The first time the boy visited the brick house on Fallon Oaks Drive, the one at the end of the cul-de-sac, nobody told him there was a dog. Nobody knew he was afraid of dogs, of course. So he rode unaware in a Honda Odyssey, headed to the home of a third-grade classmate whom he'd known only for a couple months. They pulled into the garage and the engine stopped. Then, just before he walked inside, the boy heard a dog barking. He felt panicked.
Oh, that's just Rocky, they told him. Don't worry about it. He's very nice.
Only a few days earlier, the principal at Grace Lutheran School in Jacksonville, Fla., had sent an email to the community. We have an immediate need, he wrote. A young woman, just 18 years old, had received custody of her two brothers, ages eight and 12, because their mother could not care for them. This young woman lived in housing that was for singles only. She had to move, and she needed new furniture for the apartment she'd be sharing with her siblings.
As she read it, something in Sherry Allen told her to find out about this family. She had to know more about who they were, about what she and her husband, William, could do, because she couldn't imagine the burden on this teenage girl. She did not know that the younger brother was the boy her son Grayson kept talking about, the new kid in class who smiled all the time. Once Sherry discovered this, she sat down Grayson.
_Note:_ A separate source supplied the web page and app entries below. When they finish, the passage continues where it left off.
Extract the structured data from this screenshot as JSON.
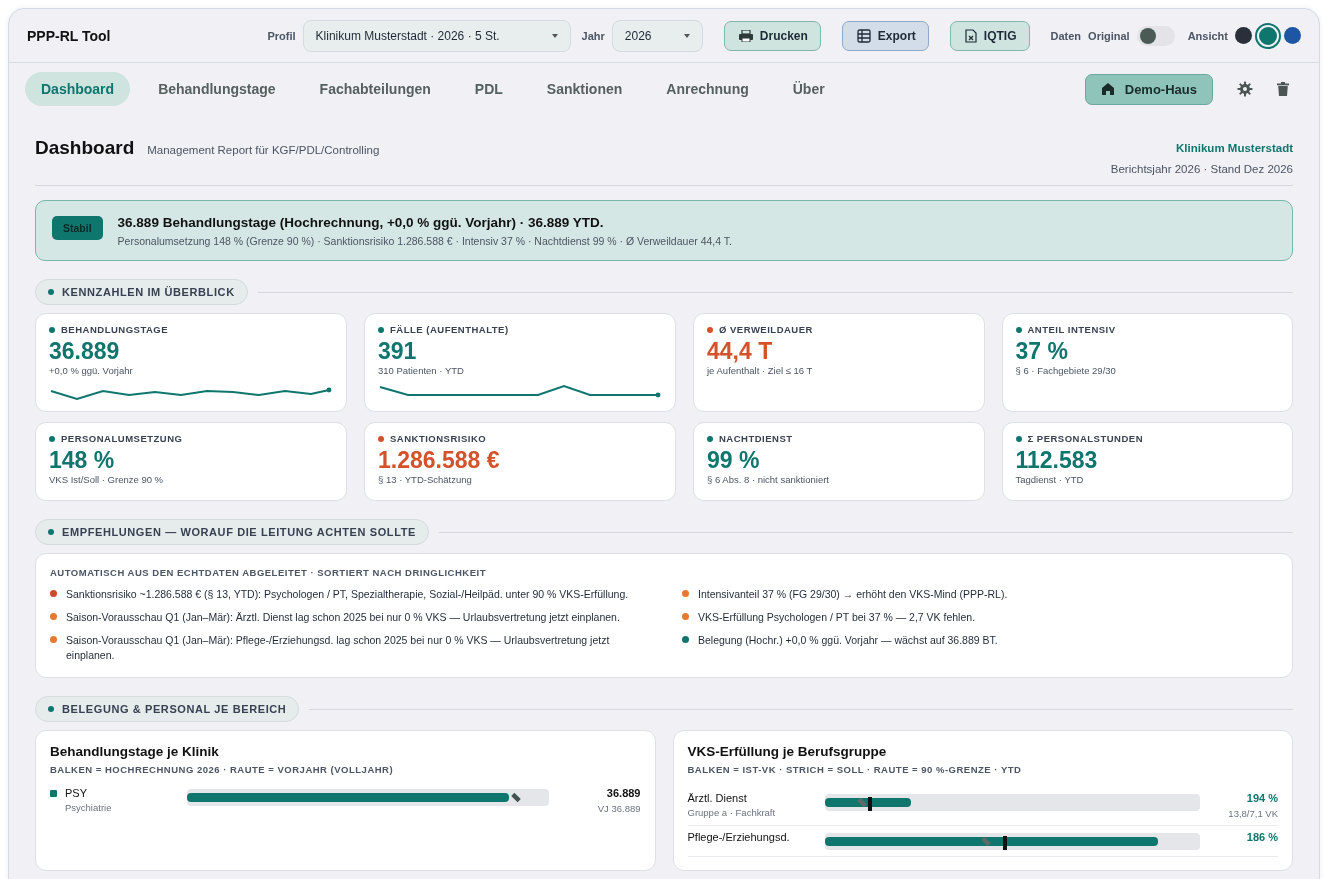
{
  "header": {
    "title": "PPP-RL Tool",
    "profile": {
      "label": "Profil",
      "value": "Klinikum Musterstadt · 2026 · 5 St."
    },
    "year": {
      "label": "Jahr",
      "value": "2026"
    },
    "buttons": [
      {
        "label": "Drucken",
        "kind": "print"
      },
      {
        "label": "Export",
        "kind": "table"
      },
      {
        "label": "IQTIG",
        "kind": "file"
      }
    ],
    "data_toggle": {
      "label": "Daten",
      "value_label": "Original",
      "on": false
    },
    "view": {
      "label": "Ansicht",
      "themes": [
        {
          "color": "#2b2f3a",
          "selected": false
        },
        {
          "color": "#0f766e",
          "selected": true
        },
        {
          "color": "#1f56a3",
          "selected": false
        }
      ]
    }
  },
  "tabs": [
    {
      "label": "Dashboard",
      "selected": true
    },
    {
      "label": "Behandlungstage",
      "selected": false
    },
    {
      "label": "Fachabteilungen",
      "selected": false
    },
    {
      "label": "PDL",
      "selected": false
    },
    {
      "label": "Sanktionen",
      "selected": false
    },
    {
      "label": "Anrechnung",
      "selected": false
    },
    {
      "label": "Über",
      "selected": false
    }
  ],
  "demo_button": {
    "label": "Demo-Haus"
  },
  "page": {
    "title": "Dashboard",
    "subtitle": "Management Report für KGF/PDL/Controlling",
    "org": "Klinikum Musterstadt",
    "report_info": "Berichtsjahr 2026 · Stand Dez 2026"
  },
  "banner": {
    "badge": "Stabil",
    "headline": "36.889 Behandlungstage (Hochrechnung, +0,0 % ggü. Vorjahr) · 36.889 YTD.",
    "details": "Personalumsetzung 148 % (Grenze 90 %) · Sanktionsrisiko 1.286.588 € · Intensiv 37 % · Nachtdienst 99 % · Ø Verweildauer 44,4 T."
  },
  "kpi_section": {
    "title": "KENNZAHLEN IM ÜBERBLICK"
  },
  "kpis": [
    {
      "label": "BEHANDLUNGSTAGE",
      "value": "36.889",
      "note": "+0,0 % ggü. Vorjahr",
      "color": "#0f766e",
      "kind": "trend"
    },
    {
      "label": "FÄLLE (AUFENTHALTE)",
      "value": "391",
      "note": "310 Patienten · YTD",
      "color": "#0f766e",
      "kind": "trend"
    },
    {
      "label": "Ø VERWEILDAUER",
      "value": "44,4 T",
      "note": "je Aufenthalt · Ziel ≤ 16 T",
      "color": "#d4522a",
      "kind": "plain"
    },
    {
      "label": "ANTEIL INTENSIV",
      "value": "37 %",
      "note": "§ 6 · Fachgebiete 29/30",
      "color": "#0f766e",
      "kind": "plain"
    },
    {
      "label": "PERSONALUMSETZUNG",
      "value": "148 %",
      "note": "VKS Ist/Soll · Grenze 90 %",
      "color": "#0f766e",
      "kind": "plain"
    },
    {
      "label": "SANKTIONSRISIKO",
      "value": "1.286.588 €",
      "note": "§ 13 · YTD-Schätzung",
      "color": "#d4522a",
      "kind": "plain"
    },
    {
      "label": "NACHTDIENST",
      "value": "99 %",
      "note": "§ 6 Abs. 8 · nicht sanktioniert",
      "color": "#0f766e",
      "kind": "plain"
    },
    {
      "label": "Σ PERSONALSTUNDEN",
      "value": "112.583",
      "note": "Tagdienst · YTD",
      "color": "#0f766e",
      "kind": "plain"
    }
  ],
  "recommendations": {
    "section_title": "EMPFEHLUNGEN — WORAUF DIE LEITUNG ACHTEN SOLLTE",
    "heading": "AUTOMATISCH AUS DEN ECHTDATEN ABGELEITET · SORTIERT NACH DRINGLICHKEIT",
    "items": [
      {
        "text": "Sanktionsrisiko ~1.286.588 € (§ 13, YTD): Psychologen / PT, Spezialtherapie, Sozial-/Heilpäd. unter 90 % VKS-Erfüllung.",
        "color": "#cc4a28"
      },
      {
        "text": "Saison-Vorausschau Q1 (Jan–Mär): Ärztl. Dienst lag schon 2025 bei nur 0 % VKS — Urlaubsvertretung jetzt einplanen.",
        "color": "#e6792f"
      },
      {
        "text": "Saison-Vorausschau Q1 (Jan–Mär): Pflege-/Erziehungsd. lag schon 2025 bei nur 0 % VKS — Urlaubsvertretung jetzt einplanen.",
        "color": "#e6792f"
      },
      {
        "text": "Intensivanteil 37 % (FG 29/30) → erhöht den VKS-Mind (PPP-RL).",
        "color": "#e6792f"
      },
      {
        "text": "VKS-Erfüllung Psychologen / PT bei 37 % — 2,7 VK fehlen.",
        "color": "#e6792f"
      },
      {
        "text": "Belegung (Hochr.) +0,0 % ggü. Vorjahr — wächst auf 36.889 BT.",
        "color": "#0f766e"
      }
    ]
  },
  "area_section": {
    "title": "BELEGUNG & PERSONAL JE BEREICH"
  },
  "clinic_card": {
    "title": "Behandlungstage je Klinik",
    "legend": "BALKEN = HOCHRECHNUNG 2026 · RAUTE = VORJAHR (VOLLJAHR)",
    "rows": [
      {
        "code": "PSY",
        "name": "Psychiatrie",
        "value": "36.889",
        "prev": "VJ 36.889",
        "color": "#0f766e",
        "level": 0.89,
        "prev_mark": {
          "level": 0.91
        }
      }
    ]
  },
  "staff_card": {
    "title": "VKS-Erfüllung je Berufsgruppe",
    "legend": "BALKEN = IST-VK · STRICH = SOLL · RAUTE = 90 %-GRENZE · YTD",
    "rows": [
      {
        "name": "Ärztl. Dienst",
        "note": "Gruppe a · Fachkraft",
        "pct": "194 %",
        "detail": "13,8/7,1 VK",
        "level": 0.23,
        "target": {
          "level": 0.12
        },
        "threshold": {
          "level": 0.1
        }
      },
      {
        "name": "Pflege-/Erziehungsd.",
        "pct": "186 %",
        "level": 0.89,
        "target": {
          "level": 0.48
        },
        "threshold": {
          "level": 0.43
        }
      }
    ]
  }
}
She told her only child there were things going on in this other boy's life, that his parents weren't there to take care of him, that he needed some love.